Problem statement>
Which lines of the data hold the word "JSON"? Copy all of them.

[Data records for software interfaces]
★ ★ ★ ★ ★ ★ ★
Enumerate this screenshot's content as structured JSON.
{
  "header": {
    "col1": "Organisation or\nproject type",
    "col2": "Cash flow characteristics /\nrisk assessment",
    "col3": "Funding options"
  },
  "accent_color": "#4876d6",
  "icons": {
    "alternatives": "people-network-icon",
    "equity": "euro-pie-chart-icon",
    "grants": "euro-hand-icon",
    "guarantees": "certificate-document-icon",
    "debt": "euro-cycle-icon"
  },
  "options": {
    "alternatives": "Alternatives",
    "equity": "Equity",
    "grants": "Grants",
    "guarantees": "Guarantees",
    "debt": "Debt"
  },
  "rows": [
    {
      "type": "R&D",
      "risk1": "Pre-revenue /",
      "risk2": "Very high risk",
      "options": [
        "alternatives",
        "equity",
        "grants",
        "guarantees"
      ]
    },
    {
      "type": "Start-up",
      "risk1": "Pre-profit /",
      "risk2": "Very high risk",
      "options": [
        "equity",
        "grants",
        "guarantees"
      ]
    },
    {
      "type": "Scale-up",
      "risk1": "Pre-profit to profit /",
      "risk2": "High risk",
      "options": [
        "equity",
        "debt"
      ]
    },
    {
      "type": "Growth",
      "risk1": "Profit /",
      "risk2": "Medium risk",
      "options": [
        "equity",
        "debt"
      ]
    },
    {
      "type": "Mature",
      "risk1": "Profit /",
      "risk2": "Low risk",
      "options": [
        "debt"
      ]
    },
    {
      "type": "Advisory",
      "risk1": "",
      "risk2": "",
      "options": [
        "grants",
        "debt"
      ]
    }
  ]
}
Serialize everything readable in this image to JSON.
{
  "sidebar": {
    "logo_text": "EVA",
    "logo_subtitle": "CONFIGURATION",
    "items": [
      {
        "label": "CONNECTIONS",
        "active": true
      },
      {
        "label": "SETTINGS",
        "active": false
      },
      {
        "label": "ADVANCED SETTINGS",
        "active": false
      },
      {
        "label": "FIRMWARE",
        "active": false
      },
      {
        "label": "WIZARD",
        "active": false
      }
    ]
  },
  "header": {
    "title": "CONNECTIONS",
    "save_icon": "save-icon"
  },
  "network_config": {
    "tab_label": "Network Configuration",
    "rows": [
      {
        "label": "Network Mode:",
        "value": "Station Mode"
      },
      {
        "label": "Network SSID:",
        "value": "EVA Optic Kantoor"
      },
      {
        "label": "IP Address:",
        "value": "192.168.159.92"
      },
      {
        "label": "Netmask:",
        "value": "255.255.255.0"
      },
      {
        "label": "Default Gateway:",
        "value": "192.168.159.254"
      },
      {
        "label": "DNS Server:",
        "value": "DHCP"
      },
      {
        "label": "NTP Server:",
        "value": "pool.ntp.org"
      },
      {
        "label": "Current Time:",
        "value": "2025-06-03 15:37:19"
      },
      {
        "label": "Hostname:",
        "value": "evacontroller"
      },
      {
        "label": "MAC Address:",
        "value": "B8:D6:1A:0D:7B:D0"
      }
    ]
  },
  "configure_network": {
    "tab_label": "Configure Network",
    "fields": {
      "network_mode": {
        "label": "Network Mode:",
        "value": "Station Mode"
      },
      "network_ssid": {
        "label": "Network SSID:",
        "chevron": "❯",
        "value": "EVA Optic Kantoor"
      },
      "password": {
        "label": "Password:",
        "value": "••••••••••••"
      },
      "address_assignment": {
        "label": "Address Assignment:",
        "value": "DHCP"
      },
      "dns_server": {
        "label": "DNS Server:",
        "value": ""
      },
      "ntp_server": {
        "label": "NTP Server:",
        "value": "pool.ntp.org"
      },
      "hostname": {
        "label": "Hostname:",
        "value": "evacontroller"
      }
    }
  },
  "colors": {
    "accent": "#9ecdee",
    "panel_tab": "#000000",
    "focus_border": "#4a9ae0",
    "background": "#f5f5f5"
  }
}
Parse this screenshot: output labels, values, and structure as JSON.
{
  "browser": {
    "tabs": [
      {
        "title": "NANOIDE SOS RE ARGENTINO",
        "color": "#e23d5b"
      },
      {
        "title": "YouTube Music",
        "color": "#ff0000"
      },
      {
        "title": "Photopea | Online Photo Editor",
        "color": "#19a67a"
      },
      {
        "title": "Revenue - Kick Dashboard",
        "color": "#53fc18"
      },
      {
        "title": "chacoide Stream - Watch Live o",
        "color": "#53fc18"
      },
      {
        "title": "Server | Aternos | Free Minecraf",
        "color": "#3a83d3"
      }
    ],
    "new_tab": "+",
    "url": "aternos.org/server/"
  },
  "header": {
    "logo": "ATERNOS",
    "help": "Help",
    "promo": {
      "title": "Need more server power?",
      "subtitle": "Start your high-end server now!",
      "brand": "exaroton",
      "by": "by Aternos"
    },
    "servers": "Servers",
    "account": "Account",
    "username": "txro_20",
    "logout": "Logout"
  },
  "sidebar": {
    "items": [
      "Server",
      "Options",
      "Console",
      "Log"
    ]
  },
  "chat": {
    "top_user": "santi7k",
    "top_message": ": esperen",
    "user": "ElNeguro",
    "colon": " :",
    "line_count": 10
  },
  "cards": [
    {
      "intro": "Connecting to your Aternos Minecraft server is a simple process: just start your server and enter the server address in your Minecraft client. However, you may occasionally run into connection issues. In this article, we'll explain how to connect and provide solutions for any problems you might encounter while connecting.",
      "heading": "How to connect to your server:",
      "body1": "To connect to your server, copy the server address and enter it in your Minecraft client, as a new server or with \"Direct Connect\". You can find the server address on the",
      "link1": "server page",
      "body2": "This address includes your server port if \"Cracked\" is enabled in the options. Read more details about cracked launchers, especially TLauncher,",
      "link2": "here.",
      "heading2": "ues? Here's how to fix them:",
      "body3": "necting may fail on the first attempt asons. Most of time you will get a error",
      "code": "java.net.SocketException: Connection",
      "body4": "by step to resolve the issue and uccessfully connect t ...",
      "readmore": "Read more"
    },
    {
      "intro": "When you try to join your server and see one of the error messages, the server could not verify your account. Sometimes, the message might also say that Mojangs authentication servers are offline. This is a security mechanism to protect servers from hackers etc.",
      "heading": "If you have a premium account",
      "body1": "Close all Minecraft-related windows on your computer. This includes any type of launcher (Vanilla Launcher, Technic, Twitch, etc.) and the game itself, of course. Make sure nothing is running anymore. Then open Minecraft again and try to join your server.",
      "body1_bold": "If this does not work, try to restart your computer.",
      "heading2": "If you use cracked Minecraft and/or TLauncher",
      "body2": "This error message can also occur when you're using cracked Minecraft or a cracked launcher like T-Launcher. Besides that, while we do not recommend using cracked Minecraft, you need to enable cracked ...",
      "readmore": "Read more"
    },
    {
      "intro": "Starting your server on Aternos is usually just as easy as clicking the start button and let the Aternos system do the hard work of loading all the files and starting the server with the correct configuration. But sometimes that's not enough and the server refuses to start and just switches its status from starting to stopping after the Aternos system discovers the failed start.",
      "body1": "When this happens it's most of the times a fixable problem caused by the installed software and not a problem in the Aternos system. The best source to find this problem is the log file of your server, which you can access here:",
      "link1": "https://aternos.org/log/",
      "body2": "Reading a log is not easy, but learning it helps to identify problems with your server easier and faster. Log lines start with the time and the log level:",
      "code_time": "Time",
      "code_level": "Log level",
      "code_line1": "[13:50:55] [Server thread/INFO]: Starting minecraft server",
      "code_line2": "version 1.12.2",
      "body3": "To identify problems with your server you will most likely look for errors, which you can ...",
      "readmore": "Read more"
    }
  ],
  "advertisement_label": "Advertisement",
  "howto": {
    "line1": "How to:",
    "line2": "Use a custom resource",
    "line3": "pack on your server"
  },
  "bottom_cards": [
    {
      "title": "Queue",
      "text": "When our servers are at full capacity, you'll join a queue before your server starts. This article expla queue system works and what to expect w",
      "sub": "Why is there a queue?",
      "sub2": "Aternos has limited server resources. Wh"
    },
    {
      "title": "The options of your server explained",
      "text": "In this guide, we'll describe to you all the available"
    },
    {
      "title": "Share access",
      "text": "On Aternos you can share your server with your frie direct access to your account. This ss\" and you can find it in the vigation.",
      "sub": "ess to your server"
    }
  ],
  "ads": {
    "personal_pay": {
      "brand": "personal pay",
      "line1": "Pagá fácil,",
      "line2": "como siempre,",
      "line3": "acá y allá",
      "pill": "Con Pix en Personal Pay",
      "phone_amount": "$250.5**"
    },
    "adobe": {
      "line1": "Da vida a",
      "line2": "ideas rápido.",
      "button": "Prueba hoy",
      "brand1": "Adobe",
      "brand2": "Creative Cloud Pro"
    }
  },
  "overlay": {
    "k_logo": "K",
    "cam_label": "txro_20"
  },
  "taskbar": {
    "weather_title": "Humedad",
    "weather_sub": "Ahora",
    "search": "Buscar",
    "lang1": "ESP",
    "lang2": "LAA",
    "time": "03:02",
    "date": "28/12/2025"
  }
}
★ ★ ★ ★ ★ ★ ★
Your response>
Enumerate this screenshot's content as structured JSON.
Serialize everything readable in this image to JSON.
Parse this screenshot: output labels, values, and structure as JSON.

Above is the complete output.